Confessions of a Quick Start
I was so frustrated. I’d spend almost two hours trying to figure out a new platform to use for my email system and had more questions than answers. It was past my bedtime, I hadn’t accomplished what I’d intended, and I could feel the tension in my back and chest constricting into knots. "I’m good at figuring things out," I told myself. What was my problem? Everyone says this system is so intuitive – why hadn’t I been able to set up this one simple thing.
The judgments went on and on until I eventually went to bed and came back to my breath and my evening gratitude practice. But I’ll be honest – it took several good breaths before I could focus on what had gone right instead of letting all that had gone wrong.
And then it hit me (well, ok...it hit me this morning as I was writing in my journal) – I am what the Kolbe A Index calls a “quick start.” My primary action mode is to “innovate” (aka dive in head first) when faced with a question or uncertainty. And sometimes, this action mode of experimenting, improvising, and defying the odds works well for me. But other times, like last night...it sucked up all of my energy and led me down a rabbit hole of wasted effort.
What is so bad about being a quick start?
Well, nothing. Except for the moments that you do as I did, and rush into something head first, gleefully even – only to realize that you were spending all of your time, effort and energy on the wrong thing.

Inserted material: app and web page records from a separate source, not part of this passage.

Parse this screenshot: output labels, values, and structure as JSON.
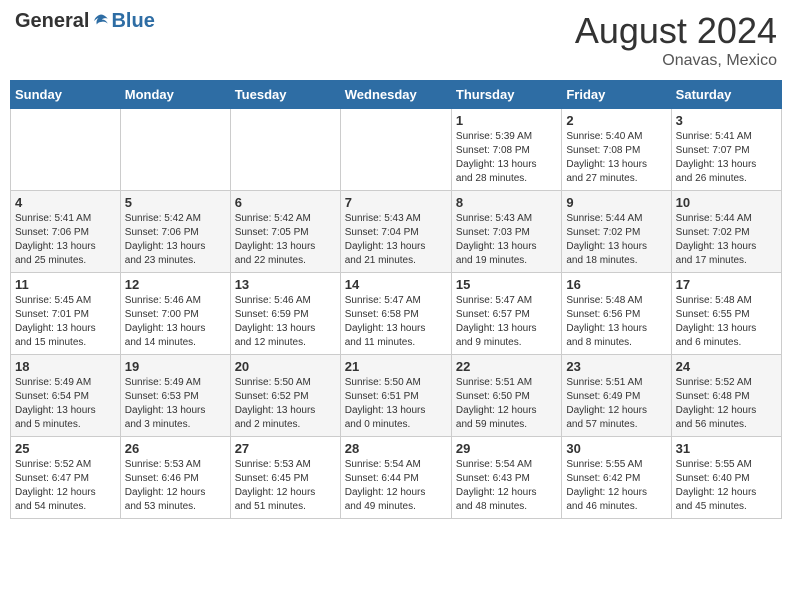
{
  "header": {
    "logo_general": "General",
    "logo_blue": "Blue",
    "month_year": "August 2024",
    "location": "Onavas, Mexico"
  },
  "weekdays": [
    "Sunday",
    "Monday",
    "Tuesday",
    "Wednesday",
    "Thursday",
    "Friday",
    "Saturday"
  ],
  "weeks": [
    [
      {
        "day": "",
        "info": ""
      },
      {
        "day": "",
        "info": ""
      },
      {
        "day": "",
        "info": ""
      },
      {
        "day": "",
        "info": ""
      },
      {
        "day": "1",
        "info": "Sunrise: 5:39 AM\nSunset: 7:08 PM\nDaylight: 13 hours\nand 28 minutes."
      },
      {
        "day": "2",
        "info": "Sunrise: 5:40 AM\nSunset: 7:08 PM\nDaylight: 13 hours\nand 27 minutes."
      },
      {
        "day": "3",
        "info": "Sunrise: 5:41 AM\nSunset: 7:07 PM\nDaylight: 13 hours\nand 26 minutes."
      }
    ],
    [
      {
        "day": "4",
        "info": "Sunrise: 5:41 AM\nSunset: 7:06 PM\nDaylight: 13 hours\nand 25 minutes."
      },
      {
        "day": "5",
        "info": "Sunrise: 5:42 AM\nSunset: 7:06 PM\nDaylight: 13 hours\nand 23 minutes."
      },
      {
        "day": "6",
        "info": "Sunrise: 5:42 AM\nSunset: 7:05 PM\nDaylight: 13 hours\nand 22 minutes."
      },
      {
        "day": "7",
        "info": "Sunrise: 5:43 AM\nSunset: 7:04 PM\nDaylight: 13 hours\nand 21 minutes."
      },
      {
        "day": "8",
        "info": "Sunrise: 5:43 AM\nSunset: 7:03 PM\nDaylight: 13 hours\nand 19 minutes."
      },
      {
        "day": "9",
        "info": "Sunrise: 5:44 AM\nSunset: 7:02 PM\nDaylight: 13 hours\nand 18 minutes."
      },
      {
        "day": "10",
        "info": "Sunrise: 5:44 AM\nSunset: 7:02 PM\nDaylight: 13 hours\nand 17 minutes."
      }
    ],
    [
      {
        "day": "11",
        "info": "Sunrise: 5:45 AM\nSunset: 7:01 PM\nDaylight: 13 hours\nand 15 minutes."
      },
      {
        "day": "12",
        "info": "Sunrise: 5:46 AM\nSunset: 7:00 PM\nDaylight: 13 hours\nand 14 minutes."
      },
      {
        "day": "13",
        "info": "Sunrise: 5:46 AM\nSunset: 6:59 PM\nDaylight: 13 hours\nand 12 minutes."
      },
      {
        "day": "14",
        "info": "Sunrise: 5:47 AM\nSunset: 6:58 PM\nDaylight: 13 hours\nand 11 minutes."
      },
      {
        "day": "15",
        "info": "Sunrise: 5:47 AM\nSunset: 6:57 PM\nDaylight: 13 hours\nand 9 minutes."
      },
      {
        "day": "16",
        "info": "Sunrise: 5:48 AM\nSunset: 6:56 PM\nDaylight: 13 hours\nand 8 minutes."
      },
      {
        "day": "17",
        "info": "Sunrise: 5:48 AM\nSunset: 6:55 PM\nDaylight: 13 hours\nand 6 minutes."
      }
    ],
    [
      {
        "day": "18",
        "info": "Sunrise: 5:49 AM\nSunset: 6:54 PM\nDaylight: 13 hours\nand 5 minutes."
      },
      {
        "day": "19",
        "info": "Sunrise: 5:49 AM\nSunset: 6:53 PM\nDaylight: 13 hours\nand 3 minutes."
      },
      {
        "day": "20",
        "info": "Sunrise: 5:50 AM\nSunset: 6:52 PM\nDaylight: 13 hours\nand 2 minutes."
      },
      {
        "day": "21",
        "info": "Sunrise: 5:50 AM\nSunset: 6:51 PM\nDaylight: 13 hours\nand 0 minutes."
      },
      {
        "day": "22",
        "info": "Sunrise: 5:51 AM\nSunset: 6:50 PM\nDaylight: 12 hours\nand 59 minutes."
      },
      {
        "day": "23",
        "info": "Sunrise: 5:51 AM\nSunset: 6:49 PM\nDaylight: 12 hours\nand 57 minutes."
      },
      {
        "day": "24",
        "info": "Sunrise: 5:52 AM\nSunset: 6:48 PM\nDaylight: 12 hours\nand 56 minutes."
      }
    ],
    [
      {
        "day": "25",
        "info": "Sunrise: 5:52 AM\nSunset: 6:47 PM\nDaylight: 12 hours\nand 54 minutes."
      },
      {
        "day": "26",
        "info": "Sunrise: 5:53 AM\nSunset: 6:46 PM\nDaylight: 12 hours\nand 53 minutes."
      },
      {
        "day": "27",
        "info": "Sunrise: 5:53 AM\nSunset: 6:45 PM\nDaylight: 12 hours\nand 51 minutes."
      },
      {
        "day": "28",
        "info": "Sunrise: 5:54 AM\nSunset: 6:44 PM\nDaylight: 12 hours\nand 49 minutes."
      },
      {
        "day": "29",
        "info": "Sunrise: 5:54 AM\nSunset: 6:43 PM\nDaylight: 12 hours\nand 48 minutes."
      },
      {
        "day": "30",
        "info": "Sunrise: 5:55 AM\nSunset: 6:42 PM\nDaylight: 12 hours\nand 46 minutes."
      },
      {
        "day": "31",
        "info": "Sunrise: 5:55 AM\nSunset: 6:40 PM\nDaylight: 12 hours\nand 45 minutes."
      }
    ]
  ]
}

Maybe you’ve done that too? Once or twice?
Because oh by the way…the thing that I was trying to figure out...there were tutorials. Videos. Articles on how to set things up. But guess who skipped right over those, because clearly, I would be able to figure things out on my own? Yup. That would be little old me.
Where are you spending your energy?
Imagine if instead of being so set on teaching myself, I could have watched the videos. Gone through things step by step.
Instead of hanging my head between my hands after two hours, I could have been fast asleep – with a finished product done.
Instead of getting myself worked up into a tizzy of feeling overwhelmed, I could have read the book that is on my night stand or even spent a bit of time cuddling with my husband.
I could have used my energy to focus on what really matters to my essential self, to the things that make my heart go pitter patter, instead of an email subscription form that I was so hell bent on creating because it is what I am “supposed to do” as a life coach trying to grow my practice.
The beauty of this whole comedic evening is that not one of the things that I did in those two hours was in line with my intentions. And given that I have four different intentions for the year – and am a queen of over-generalizing to make things fit into themes – you’d think I could have extrapolated some connection. But nope. Nada.
The only connection to my intention was my reflection this morning of “Seriously? Talk about the opposite of practicing determination without expectation.”
Here it is. My quick-start confession.
I like to get things done. Fast.
I often feel like I need to figure things out right away all by myself.
Asking for help, even though I have gotten better over the years, is still not easy for me. Especially if asking for help means that I have to slow down.
I fall down the rabbit hole of expectation and pre-conceived notions getting a head start on something just because it was recommended by a mentor or someone I respect – without always thinking about if it is the right thing FOR ME.
I allow myself to get sucked into an “I must do this now!!!” feeling that is steeped in expectation and probably fear. Call it control. Call it looking too far ahead too soon. Call it a lack of acceptance for the moment.
It is in those moments that I force time – where I lose track of the foundational steps that I actually need. The big and little moments that are more important than the final outcome.
But when I act with purpose? With intention? When I slow things down long enough to check-in with my inner self and make sure that my innovative ideas are purposeful...and am able to commit to something as my best self without an attachment to the outcome? It is in those moments where my quick start tendencies can be used for good.
When I slow things down long enough to check-in with my inner self and make sure that my innovative ideas are purposeful...and am able to commit to something as my best self without an attachment to the outcome?
Sometimes all it takes is a few breaths to re-center. Other times it takes a good sit with my journal or a quiet yoga practice to remember what is important. Dancing and singing out loud work too.
But it is always worth it. Because it is in those moments where my quick start tendencies can be used for good.